What this task involves: Every line of the following records that includes "heading" should be copied.

......

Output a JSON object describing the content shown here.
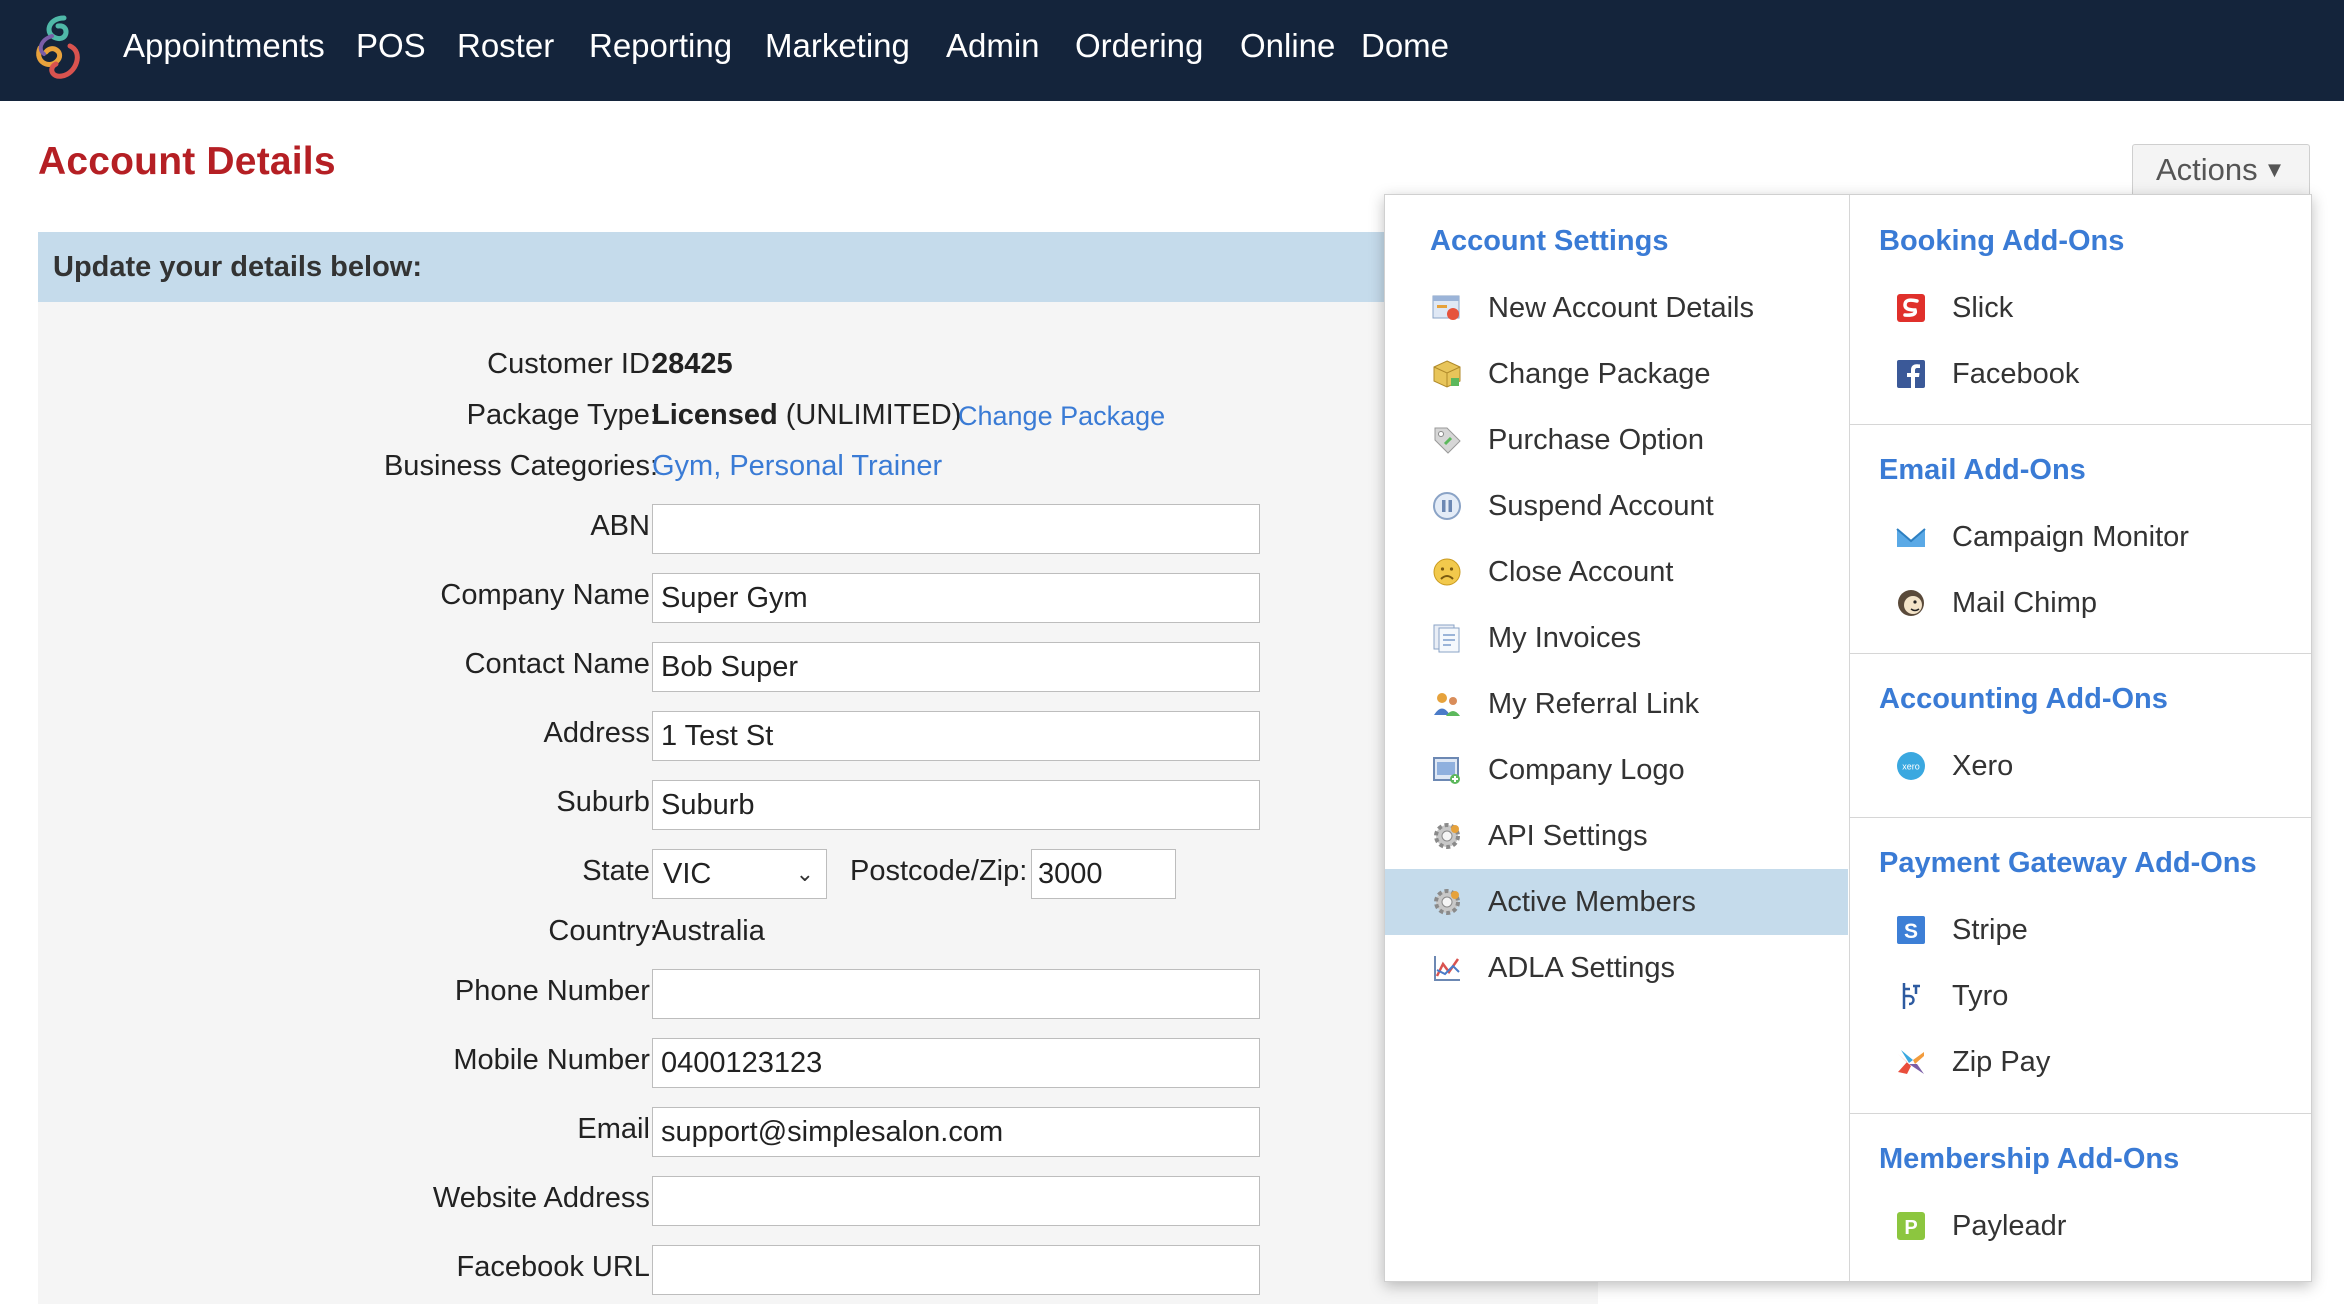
{
  "nav": {
    "items": [
      "Appointments",
      "POS",
      "Roster",
      "Reporting",
      "Marketing",
      "Admin",
      "Ordering",
      "Online",
      "Dome"
    ],
    "logo_icon": "swirl-logo-icon",
    "background": "#14243b"
  },
  "page": {
    "title": "Account Details",
    "title_color": "#b51f24",
    "actions_label": "Actions"
  },
  "form": {
    "header": "Update your details below:",
    "customer_id_label": "Customer ID:",
    "customer_id": "28425",
    "package_type_label": "Package Type:",
    "package_type_bold": "Licensed",
    "package_type_rest": " (UNLIMITED)",
    "change_package_link": "Change Package",
    "business_categories_label": "Business Categories:",
    "business_categories": "Gym, Personal Trainer",
    "abn_label": "ABN:",
    "abn": "",
    "company_name_label": "Company Name:",
    "company_name": "Super Gym",
    "contact_name_label": "Contact Name:",
    "contact_name": "Bob Super",
    "address_label": "Address:",
    "address": "1 Test St",
    "suburb_label": "Suburb:",
    "suburb": "Suburb",
    "state_label": "State:",
    "state": "VIC",
    "postcode_label": "Postcode/Zip:",
    "postcode": "3000",
    "country_label": "Country:",
    "country": "Australia",
    "phone_label": "Phone Number:",
    "phone": "",
    "mobile_label": "Mobile Number:",
    "mobile": "0400123123",
    "email_label": "Email:",
    "email": "support@simplesalon.com",
    "website_label": "Website Address:",
    "website": "",
    "facebook_label": "Facebook URL:",
    "facebook": ""
  },
  "menu": {
    "account_settings": {
      "heading": "Account Settings",
      "items": [
        {
          "label": "New Account Details",
          "icon": "account-details-icon"
        },
        {
          "label": "Change Package",
          "icon": "package-icon"
        },
        {
          "label": "Purchase Option",
          "icon": "tag-icon"
        },
        {
          "label": "Suspend Account",
          "icon": "pause-icon"
        },
        {
          "label": "Close Account",
          "icon": "sad-face-icon"
        },
        {
          "label": "My Invoices",
          "icon": "invoices-icon"
        },
        {
          "label": "My Referral Link",
          "icon": "referral-icon"
        },
        {
          "label": "Company Logo",
          "icon": "logo-image-icon"
        },
        {
          "label": "API Settings",
          "icon": "gear-icon"
        },
        {
          "label": "Active Members",
          "icon": "gear-icon",
          "active": true
        },
        {
          "label": "ADLA Settings",
          "icon": "chart-icon"
        }
      ]
    },
    "booking": {
      "heading": "Booking Add-Ons",
      "items": [
        {
          "label": "Slick",
          "icon": "slick-icon"
        },
        {
          "label": "Facebook",
          "icon": "facebook-icon"
        }
      ]
    },
    "email": {
      "heading": "Email Add-Ons",
      "items": [
        {
          "label": "Campaign Monitor",
          "icon": "campaign-monitor-icon"
        },
        {
          "label": "Mail Chimp",
          "icon": "mailchimp-icon"
        }
      ]
    },
    "accounting": {
      "heading": "Accounting Add-Ons",
      "items": [
        {
          "label": "Xero",
          "icon": "xero-icon"
        }
      ]
    },
    "payment": {
      "heading": "Payment Gateway Add-Ons",
      "items": [
        {
          "label": "Stripe",
          "icon": "stripe-icon"
        },
        {
          "label": "Tyro",
          "icon": "tyro-icon"
        },
        {
          "label": "Zip Pay",
          "icon": "zip-pay-icon"
        }
      ]
    },
    "membership": {
      "heading": "Membership Add-Ons",
      "items": [
        {
          "label": "Payleadr",
          "icon": "payleadr-icon"
        }
      ]
    }
  },
  "colors": {
    "link": "#3a7bd5",
    "header_band": "#c5dbeb",
    "active_item": "#c5dbeb"
  }
}
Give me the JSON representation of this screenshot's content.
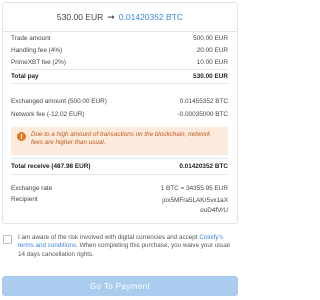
{
  "header": {
    "from_amount": "530.00 EUR",
    "arrow": "➞",
    "to_amount": "0.01420352 BTC"
  },
  "fees": {
    "trade_amount_label": "Trade amount",
    "trade_amount_value": "500.00 EUR",
    "handling_fee_label": "Handling fee (4%)",
    "handling_fee_value": "20.00 EUR",
    "primexbt_fee_label": "PrimeXBT fee (2%)",
    "primexbt_fee_value": "10.00 EUR",
    "total_pay_label": "Total pay",
    "total_pay_value": "530.00 EUR"
  },
  "receive": {
    "exchanged_label": "Exchanged amount (500.00 EUR)",
    "exchanged_value": "0.01455352 BTC",
    "network_fee_label": "Network fee (-12.02 EUR)",
    "network_fee_value": "-0.00035000 BTC",
    "warning_icon": "!",
    "warning_text": "Due to a high amount of transactions on the blockchain, network fees are higher than usual.",
    "total_receive_label": "Total receive (487.98 EUR)",
    "total_receive_value": "0.01420352 BTC"
  },
  "details": {
    "rate_label": "Exchange rate",
    "rate_value": "1 BTC = 34355.95 EUR",
    "recipient_label": "Recipient",
    "recipient_line1": "jox5MFra5LAKr5vx1aX",
    "recipient_line2": "ouD4fVrU"
  },
  "consent": {
    "text_before": "I am aware of the risk involved with digital currencies and accept ",
    "link": "Coinify's terms and conditions",
    "text_after": ". When completing this purchase, you waive your usual 14 days cancellation rights."
  },
  "button": {
    "label": "Go To Payment"
  },
  "colors": {
    "accent": "#3b86e0",
    "warning_bg": "#fcebdc",
    "warning_text": "#c0561c",
    "button_disabled": "#a9ccef"
  }
}
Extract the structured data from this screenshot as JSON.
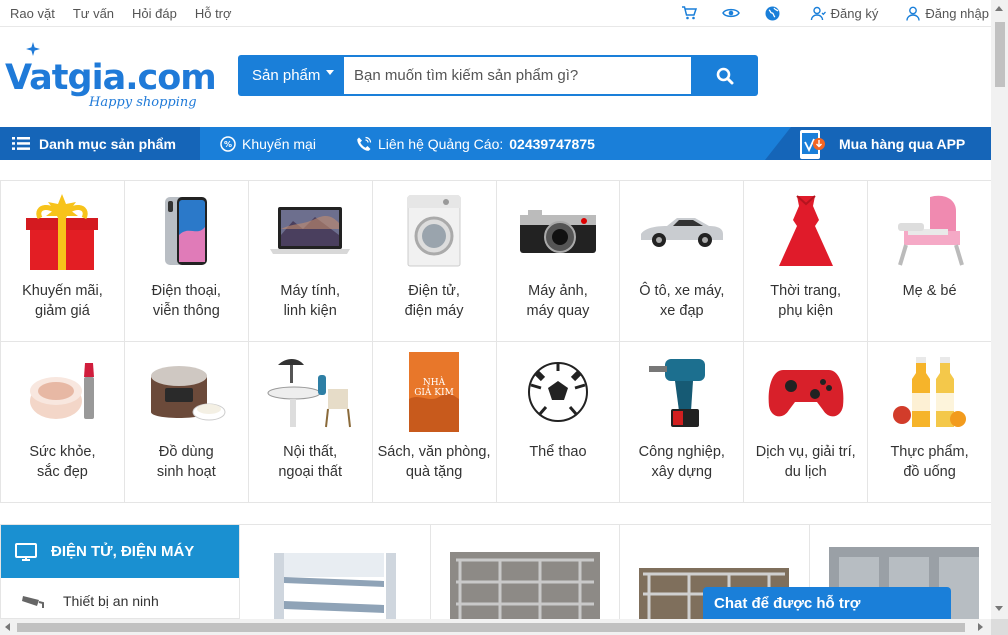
{
  "topbar": {
    "links": [
      "Rao vặt",
      "Tư vấn",
      "Hỏi đáp",
      "Hỗ trợ"
    ],
    "icons": [
      "cart-icon",
      "eye-icon",
      "globe-icon"
    ],
    "register_label": "Đăng ký",
    "login_label": "Đăng nhập"
  },
  "header": {
    "logo_text": "Vatgia.com",
    "logo_slogan": "Happy shopping",
    "search_category": "Sản phẩm",
    "search_placeholder": "Bạn muốn tìm kiếm sản phẩm gì?"
  },
  "navbar": {
    "categories_label": "Danh mục sản phẩm",
    "promo_label": "Khuyến mại",
    "contact_label": "Liên hệ Quảng Cáo:",
    "contact_phone": "02439747875",
    "app_label": "Mua hàng qua APP"
  },
  "categories": [
    {
      "label": "Khuyến mãi,\ngiảm giá",
      "icon": "gift-box"
    },
    {
      "label": "Điện thoại,\nviễn thông",
      "icon": "smartphone"
    },
    {
      "label": "Máy tính,\nlinh kiện",
      "icon": "laptop"
    },
    {
      "label": "Điện tử,\nđiện máy",
      "icon": "washing-machine"
    },
    {
      "label": "Máy ảnh,\nmáy quay",
      "icon": "camera"
    },
    {
      "label": "Ô tô, xe máy,\nxe đạp",
      "icon": "car"
    },
    {
      "label": "Thời trang,\nphụ kiện",
      "icon": "dress"
    },
    {
      "label": "Mẹ & bé",
      "icon": "baby-chair"
    },
    {
      "label": "Sức khỏe,\nsắc đẹp",
      "icon": "cosmetics"
    },
    {
      "label": "Đồ dùng\nsinh hoạt",
      "icon": "rice-cooker"
    },
    {
      "label": "Nội thất,\nngoại thất",
      "icon": "furniture"
    },
    {
      "label": "Sách, văn phòng,\nquà tặng",
      "icon": "book"
    },
    {
      "label": "Thể thao",
      "icon": "soccer-ball"
    },
    {
      "label": "Công nghiệp,\nxây dựng",
      "icon": "drill"
    },
    {
      "label": "Dịch vụ, giải trí,\ndu lịch",
      "icon": "gamepad"
    },
    {
      "label": "Thực phẩm,\nđồ uống",
      "icon": "juice-bottles"
    }
  ],
  "section": {
    "title": "ĐIỆN TỬ, ĐIỆN MÁY",
    "first_item": "Thiết bị an ninh"
  },
  "chat": {
    "label": "Chat để được hỗ trợ"
  },
  "colors": {
    "primary": "#1a7fd9",
    "dark": "#1565b8",
    "section": "#1a90d1"
  }
}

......

Reply:
      "heading": "Account Settings",
      "heading": "Booking Add-Ons",
      "heading": "Email Add-Ons",
      "heading": "Accounting Add-Ons",
      "heading": "Payment Gateway Add-Ons",
      "heading": "Membership Add-Ons",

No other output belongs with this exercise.